"""

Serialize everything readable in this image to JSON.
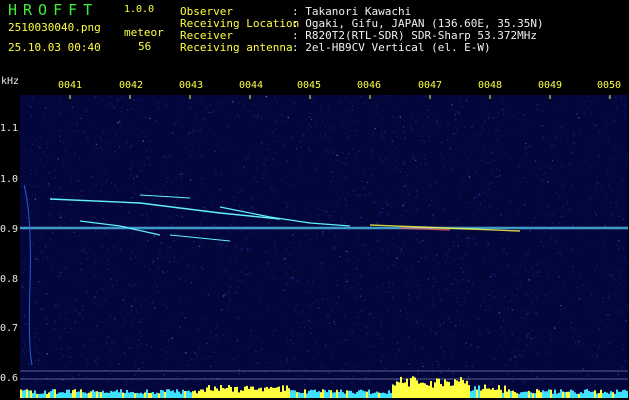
{
  "header": {
    "app_title": "HROFFT",
    "app_version": "1.0.0",
    "file_name": "2510030040.png",
    "timestamp": "25.10.03 00:40",
    "meteor_label": "meteor",
    "meteor_count": "56",
    "info": [
      {
        "key": "Observer",
        "value": ": Takanori Kawachi"
      },
      {
        "key": "Receiving Location",
        "value": ": Ogaki, Gifu, JAPAN (136.60E, 35.35N)"
      },
      {
        "key": "Receiver",
        "value": ": R820T2(RTL-SDR) SDR-Sharp 53.372MHz"
      },
      {
        "key": "Receiving antenna",
        "value": ": 2el-HB9CV Vertical (el. E-W)"
      }
    ]
  },
  "axes": {
    "y_unit": "kHz",
    "y_ticks": [
      "1.1",
      "1.0",
      "0.9",
      "0.8",
      "0.7",
      "0.6"
    ],
    "x_ticks": [
      "0041",
      "0042",
      "0043",
      "0044",
      "0045",
      "0046",
      "0047",
      "0048",
      "0049",
      "0050"
    ]
  },
  "colors": {
    "background": "#000000",
    "spectrogram_bg": "#03063a",
    "signal_cyan": "#40e0ff",
    "signal_yellow": "#ffff40",
    "header_green": "#3cf03c"
  }
}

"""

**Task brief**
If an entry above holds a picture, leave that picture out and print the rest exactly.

**Task solution**
Serialize everything readable in this image to JSON.
{
  "header": {
    "app_title": "HROFFT",
    "app_version": "1.0.0",
    "file_name": "2510030040.png",
    "timestamp": "25.10.03 00:40",
    "meteor_label": "meteor",
    "meteor_count": "56",
    "info": [
      {
        "key": "Observer",
        "value": ": Takanori Kawachi"
      },
      {
        "key": "Receiving Location",
        "value": ": Ogaki, Gifu, JAPAN (136.60E, 35.35N)"
      },
      {
        "key": "Receiver",
        "value": ": R820T2(RTL-SDR) SDR-Sharp 53.372MHz"
      },
      {
        "key": "Receiving antenna",
        "value": ": 2el-HB9CV Vertical (el. E-W)"
      }
    ]
  },
  "axes": {
    "y_unit": "kHz",
    "y_ticks": [
      "1.1",
      "1.0",
      "0.9",
      "0.8",
      "0.7",
      "0.6"
    ],
    "x_ticks": [
      "0041",
      "0042",
      "0043",
      "0044",
      "0045",
      "0046",
      "0047",
      "0048",
      "0049",
      "0050"
    ]
  },
  "colors": {
    "background": "#000000",
    "spectrogram_bg": "#03063a",
    "signal_cyan": "#40e0ff",
    "signal_yellow": "#ffff40",
    "header_green": "#3cf03c"
  }
}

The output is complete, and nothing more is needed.